4 Use compatible platforms Whenever possible, create files in Microsoft Word and/or PowerPoint. Although your LSP may be able to work with other software
applications, they are not as popular, so it's safer to stick with Windows-based applications. Often, marketing and regulatory
affairs departments provide files in formats that are not easily editable—or not editable at all. Some LSPs work closely with
commercial printing services and design artists, so using software that is widely compatible is most likely to ensure the
layout and image quality that you want.
5 Avoid format problems Documents should be designed using as few fonts as possible. Ideally, all fonts found in the document should be available
on the user's PC. Otherwise, the pagination and layout may change or become corrupted when new fonts are introduced.
A properly internationalized graphic file has all text elements in separate layers from graphic elements so that text can
be localized and replaced in the graphic without disturbing the original artwork. Try to avoid complex graphics with too many
colors or lots of detail. If possible, insert text in graphics by using text boxes, which are easily editable. This, too,
will save time and money.
In the same way that documents should be created with target languages in mind, extra space should be left in tables and other
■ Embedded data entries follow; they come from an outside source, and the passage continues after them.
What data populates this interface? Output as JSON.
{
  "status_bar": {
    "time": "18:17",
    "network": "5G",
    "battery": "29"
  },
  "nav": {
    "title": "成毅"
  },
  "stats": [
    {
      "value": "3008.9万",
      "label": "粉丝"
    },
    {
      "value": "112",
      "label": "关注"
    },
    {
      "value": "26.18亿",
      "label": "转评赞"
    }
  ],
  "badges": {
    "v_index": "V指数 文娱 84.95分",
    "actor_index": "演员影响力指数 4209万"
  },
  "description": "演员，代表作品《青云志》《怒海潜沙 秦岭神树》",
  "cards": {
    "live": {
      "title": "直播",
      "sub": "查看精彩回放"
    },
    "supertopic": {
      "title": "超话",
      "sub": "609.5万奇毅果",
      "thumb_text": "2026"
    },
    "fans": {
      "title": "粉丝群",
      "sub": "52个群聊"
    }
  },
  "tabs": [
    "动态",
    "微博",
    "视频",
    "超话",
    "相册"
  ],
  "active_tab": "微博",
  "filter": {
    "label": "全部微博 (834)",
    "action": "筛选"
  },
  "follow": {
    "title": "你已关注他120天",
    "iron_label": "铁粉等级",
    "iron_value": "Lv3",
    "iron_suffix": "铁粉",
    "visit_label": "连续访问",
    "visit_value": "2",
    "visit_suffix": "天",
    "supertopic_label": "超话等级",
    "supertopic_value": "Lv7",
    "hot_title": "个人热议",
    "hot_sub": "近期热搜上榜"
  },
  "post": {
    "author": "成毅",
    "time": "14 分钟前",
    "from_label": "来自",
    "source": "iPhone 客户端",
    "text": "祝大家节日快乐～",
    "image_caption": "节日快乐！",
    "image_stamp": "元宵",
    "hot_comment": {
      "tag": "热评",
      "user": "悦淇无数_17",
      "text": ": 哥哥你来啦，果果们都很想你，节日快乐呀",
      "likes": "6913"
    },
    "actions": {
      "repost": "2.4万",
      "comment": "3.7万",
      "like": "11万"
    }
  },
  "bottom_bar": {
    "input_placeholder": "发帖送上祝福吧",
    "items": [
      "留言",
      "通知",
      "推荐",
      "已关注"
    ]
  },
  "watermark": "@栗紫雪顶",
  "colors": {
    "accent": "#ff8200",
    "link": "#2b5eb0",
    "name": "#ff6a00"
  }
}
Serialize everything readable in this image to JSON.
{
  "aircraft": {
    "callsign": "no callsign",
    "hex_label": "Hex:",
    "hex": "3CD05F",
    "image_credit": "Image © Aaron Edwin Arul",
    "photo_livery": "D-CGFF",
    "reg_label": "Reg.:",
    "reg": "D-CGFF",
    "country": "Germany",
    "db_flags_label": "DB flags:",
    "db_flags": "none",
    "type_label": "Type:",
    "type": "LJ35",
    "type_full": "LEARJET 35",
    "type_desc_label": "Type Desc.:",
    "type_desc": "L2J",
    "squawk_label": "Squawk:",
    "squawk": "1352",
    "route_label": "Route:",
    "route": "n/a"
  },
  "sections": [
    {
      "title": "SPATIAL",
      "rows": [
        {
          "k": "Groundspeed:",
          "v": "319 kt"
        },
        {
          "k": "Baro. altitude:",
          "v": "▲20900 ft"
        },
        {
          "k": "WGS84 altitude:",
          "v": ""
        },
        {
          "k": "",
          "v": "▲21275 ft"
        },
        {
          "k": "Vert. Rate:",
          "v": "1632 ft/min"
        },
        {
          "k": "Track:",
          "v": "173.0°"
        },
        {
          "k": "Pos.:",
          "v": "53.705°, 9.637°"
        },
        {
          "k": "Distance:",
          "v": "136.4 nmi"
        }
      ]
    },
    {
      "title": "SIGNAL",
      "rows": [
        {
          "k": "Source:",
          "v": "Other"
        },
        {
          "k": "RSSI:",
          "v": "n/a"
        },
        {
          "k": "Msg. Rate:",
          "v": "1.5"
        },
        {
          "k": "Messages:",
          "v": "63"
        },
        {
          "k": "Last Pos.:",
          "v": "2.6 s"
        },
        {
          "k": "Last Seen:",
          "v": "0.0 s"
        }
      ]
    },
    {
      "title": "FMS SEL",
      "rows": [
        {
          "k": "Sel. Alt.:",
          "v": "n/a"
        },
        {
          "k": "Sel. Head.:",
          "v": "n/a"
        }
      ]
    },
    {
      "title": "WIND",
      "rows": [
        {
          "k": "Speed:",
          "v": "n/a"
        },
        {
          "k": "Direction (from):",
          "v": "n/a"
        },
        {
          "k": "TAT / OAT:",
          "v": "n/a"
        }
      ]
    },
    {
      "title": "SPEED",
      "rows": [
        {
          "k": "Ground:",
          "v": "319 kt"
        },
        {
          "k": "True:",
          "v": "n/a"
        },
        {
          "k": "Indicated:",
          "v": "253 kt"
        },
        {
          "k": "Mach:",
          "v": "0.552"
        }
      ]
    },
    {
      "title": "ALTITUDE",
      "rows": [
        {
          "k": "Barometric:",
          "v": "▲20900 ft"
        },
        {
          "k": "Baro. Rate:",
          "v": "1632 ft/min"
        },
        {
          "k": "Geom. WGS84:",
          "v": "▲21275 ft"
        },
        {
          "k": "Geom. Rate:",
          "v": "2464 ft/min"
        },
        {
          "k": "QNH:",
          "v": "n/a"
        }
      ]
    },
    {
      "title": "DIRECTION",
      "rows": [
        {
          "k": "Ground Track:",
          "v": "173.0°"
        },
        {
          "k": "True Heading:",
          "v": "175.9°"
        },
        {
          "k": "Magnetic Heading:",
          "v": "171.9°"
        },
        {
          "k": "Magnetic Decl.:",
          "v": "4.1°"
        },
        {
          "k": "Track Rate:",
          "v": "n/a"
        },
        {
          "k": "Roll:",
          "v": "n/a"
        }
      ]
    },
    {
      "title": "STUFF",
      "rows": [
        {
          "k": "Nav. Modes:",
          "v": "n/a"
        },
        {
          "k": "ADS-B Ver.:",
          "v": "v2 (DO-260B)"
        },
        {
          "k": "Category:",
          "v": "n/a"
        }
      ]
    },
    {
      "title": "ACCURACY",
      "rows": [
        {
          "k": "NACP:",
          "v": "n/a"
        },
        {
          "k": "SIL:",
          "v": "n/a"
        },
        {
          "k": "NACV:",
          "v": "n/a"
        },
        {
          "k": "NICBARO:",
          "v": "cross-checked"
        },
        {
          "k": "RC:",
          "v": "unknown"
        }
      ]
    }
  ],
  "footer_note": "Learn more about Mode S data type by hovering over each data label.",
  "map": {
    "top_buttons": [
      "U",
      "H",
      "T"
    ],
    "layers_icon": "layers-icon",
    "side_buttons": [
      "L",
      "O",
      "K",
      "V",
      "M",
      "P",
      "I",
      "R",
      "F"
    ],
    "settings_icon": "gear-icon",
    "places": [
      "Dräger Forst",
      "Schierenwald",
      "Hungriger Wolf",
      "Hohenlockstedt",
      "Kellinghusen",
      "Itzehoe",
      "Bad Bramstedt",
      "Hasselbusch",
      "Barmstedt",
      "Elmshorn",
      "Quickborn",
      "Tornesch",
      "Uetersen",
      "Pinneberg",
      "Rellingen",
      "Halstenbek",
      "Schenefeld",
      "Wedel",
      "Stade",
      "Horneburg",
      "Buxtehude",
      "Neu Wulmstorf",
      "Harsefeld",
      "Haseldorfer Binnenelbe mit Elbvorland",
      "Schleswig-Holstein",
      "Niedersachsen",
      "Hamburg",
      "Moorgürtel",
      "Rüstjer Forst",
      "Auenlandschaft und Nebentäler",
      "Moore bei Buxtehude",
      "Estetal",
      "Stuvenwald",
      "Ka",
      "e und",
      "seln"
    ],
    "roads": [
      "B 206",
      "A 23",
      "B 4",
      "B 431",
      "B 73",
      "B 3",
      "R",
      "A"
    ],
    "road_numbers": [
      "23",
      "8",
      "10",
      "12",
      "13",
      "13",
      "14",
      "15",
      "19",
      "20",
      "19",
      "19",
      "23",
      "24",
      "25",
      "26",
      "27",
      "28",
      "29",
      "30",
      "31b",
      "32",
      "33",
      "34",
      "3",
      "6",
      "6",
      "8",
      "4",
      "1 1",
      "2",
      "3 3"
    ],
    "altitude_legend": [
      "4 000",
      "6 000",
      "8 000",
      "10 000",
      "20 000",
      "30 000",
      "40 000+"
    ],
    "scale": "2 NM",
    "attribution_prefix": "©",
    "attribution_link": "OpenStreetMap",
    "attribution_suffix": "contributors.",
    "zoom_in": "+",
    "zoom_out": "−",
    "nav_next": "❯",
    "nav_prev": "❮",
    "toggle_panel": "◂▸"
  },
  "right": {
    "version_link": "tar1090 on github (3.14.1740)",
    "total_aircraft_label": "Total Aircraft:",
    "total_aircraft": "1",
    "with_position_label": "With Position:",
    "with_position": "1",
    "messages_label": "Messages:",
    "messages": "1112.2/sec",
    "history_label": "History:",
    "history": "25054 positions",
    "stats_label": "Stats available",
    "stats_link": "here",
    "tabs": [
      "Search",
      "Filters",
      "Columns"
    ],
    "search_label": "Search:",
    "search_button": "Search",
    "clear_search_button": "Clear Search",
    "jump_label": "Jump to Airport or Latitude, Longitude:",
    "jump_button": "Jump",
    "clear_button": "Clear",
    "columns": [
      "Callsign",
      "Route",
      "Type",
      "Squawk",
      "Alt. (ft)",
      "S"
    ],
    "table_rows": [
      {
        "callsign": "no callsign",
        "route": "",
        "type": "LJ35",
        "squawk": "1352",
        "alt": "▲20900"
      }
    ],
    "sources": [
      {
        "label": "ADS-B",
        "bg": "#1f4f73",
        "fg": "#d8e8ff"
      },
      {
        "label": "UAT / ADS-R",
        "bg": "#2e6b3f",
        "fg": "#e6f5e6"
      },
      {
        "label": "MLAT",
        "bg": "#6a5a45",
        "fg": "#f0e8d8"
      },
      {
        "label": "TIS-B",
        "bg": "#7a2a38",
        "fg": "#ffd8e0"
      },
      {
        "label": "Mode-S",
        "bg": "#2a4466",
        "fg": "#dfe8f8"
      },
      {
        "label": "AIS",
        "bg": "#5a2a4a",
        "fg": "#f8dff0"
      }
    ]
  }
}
6 Size does matter File sizes influence two basic procedures: delivery and translation. It is more difficult and time-consuming to upload and
download large files, so we recommend keeping single files under 3 MB. The translation process slows down when large files
have to be opened and saved. Similarly, the number and size of graphics should be kept to a minimum, and use black and white
images whenever possible. If the file size is still large, consider separating a document into shorter chapters or a series
7 Consider cultural differences Language barriers not only mean that training programs, research papers, and marketing materials need translation, but also
that cultural differences have to be taken into account. A drug's brand name may be appropriate in one country, but totally
unacceptable in another. Even in countries that share the same language, there can be subtle variations that should be considered.
Some time ago, we translated the largest training program in Pharmacia's history into Spanish. We had to consider whether
executives in Spain or Latin America were the target audience, and which country within Latin America was the most important
market. One word that appeared throughout the training manuals was "coach." In Spanish, this word can be translated in different
ways, depending on the country. In some areas, the word has the same meaning as it does in English, but in others, the direct
translation is "animal trainer."
To solve the problem, wording was developed to satisfy the needs of the company's most important affiliate in Latin America.
8 Provide—and ask for—feedback Once you finalize objectives and prepare a first draft of the training program, the next step is to contact local affiliates
for input. When all of the content is decided on centrally, you can miss many important local needs, and run the risk of the
affiliates feeling as though the content is imposed on them from the top, which might make them less accepting of it.
Two quick ways to request feedback from your affiliates are: to provide them with a Word document asking basic questions about
your program, or to create a web survey. Use Web tools for post-training evaluations. Survey questions can be translated online,
and if you choose a multiple-choice survey, responses can be analyzed in any language, regardless of the language in which
questions were originally posted.
It's helpful to incorporate feedback from your LSP about the way training materials are created. The best results are achieved
when you consider local needs across different regions, as well as input from your LSP.
9 Translate centrally You have the option of having materials translated locally, at each affiliate, or centrally. Whenever possible, translations
should be centralized because it avoids duplication of costs, not having all materials ready at the same time, and differences
in format or layout.